- Another possibility is to consider that the real healing did not involve leprosy, but restored relationship with Jesus, which only one participated in. I am not sure that I buy this either, but hey, this blog is about asking questions and not providing all the answers, right? :-)
ιαομαι ('iaomai', 17.15, "healed) This word comes into English in "psychiatry"
Grammar point: "Articular Infinitive"
Luke uses a whole bunch of articular infinitives. It is a construction we really don't have in English but it makes sense. 17.11 literally reads: "And it happened in the walking into Jerusalem." ' In the walking' is an articular infinitive with preposition. Which sounds complex but it means you have the following: preposition (in, with, for)+the+infinitive. In this case in+the+walking. To translate you need to figure out two things. First, who is doing the action. And second, what does the preposition mean. In this sentence, the subject of the infinitive phrase is not really given, but you can guess its Jesus and the disciples. (Reminder -- the subject of an infinitive is given in the accusative). Second, the preposition in this case, "en" signifies concurrent action. So... "And it happened in the walking into Jerusalem..." becomes "While they entered Jerusalem,"
See 17.14 to test yourself if you understand this. In fact, 17:14 highlights that the being cleansed did not happen when they heard the word of Jesus (go to the priests) but when they left Jesus. They were told to present themselves to the priests while they were unclean, either meaning that Jesus was giving them permission to be lepers in the temple or that they had faith in the certainty of their healing.

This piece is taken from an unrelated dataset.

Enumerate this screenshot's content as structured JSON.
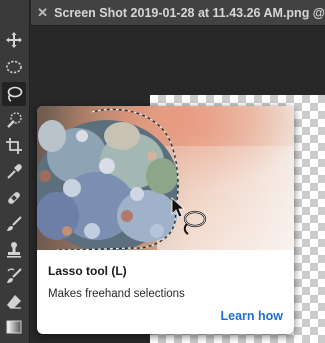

A fascinating debate -- either case would be a tremendous example of their faith!
Sentence breakdown: Luke 17:16
NRSV He prostrated himself at Jesus' feet and thanked him. And he was a Samaritan.
Greek και επεσεν επι προσωπον παρα τους ποδας αυτου ευχαριστων αυτω και αυτος ην Σαμαριτης
και επεσεν : Easy way to start a sentence. Ignore the kai (for now at least) and then translate the verb, 3rd person singular aorist: "He fell"
επι προσωπον: Easy preposition: Upon (a) face.
παρα τους ποδας αυτου: Similarly an easy phrase to translate: "at the feet of him." Reminder: αυτου and its various forms, 95% of the time, refer to prepositions. They can mean "very" and "same" but this happens rarely.
So "he fell upon a face at his feet." The NRSV simplifies: He prostrated himself. I like it, although some many not know what "prostrated" means.
ευχαριστων αυτω: Now the sentence gets a bit trickier. However, its still pretty straight forward (as far as circumstantial participles go!). To translate the preposition, let's plug it in:
step one: Determine what type -- circumstantial
step two: rough translation by adding "ing": "giving thanks"
step three: figure out who: "the leper"
step four: adjust tense and voice -- in this case, unnecessary.
step five: put it in the sentence: "He prostrated himself at the feet of Jesus, (the leper) giving thanks."
In this case, because neither the subject nor even the verb tense changes from sentence to participle, its plug and play!
και αυτος ην Σαμαριτης: And he was a Samaritan.
This sentence can be a good review of your pronouns!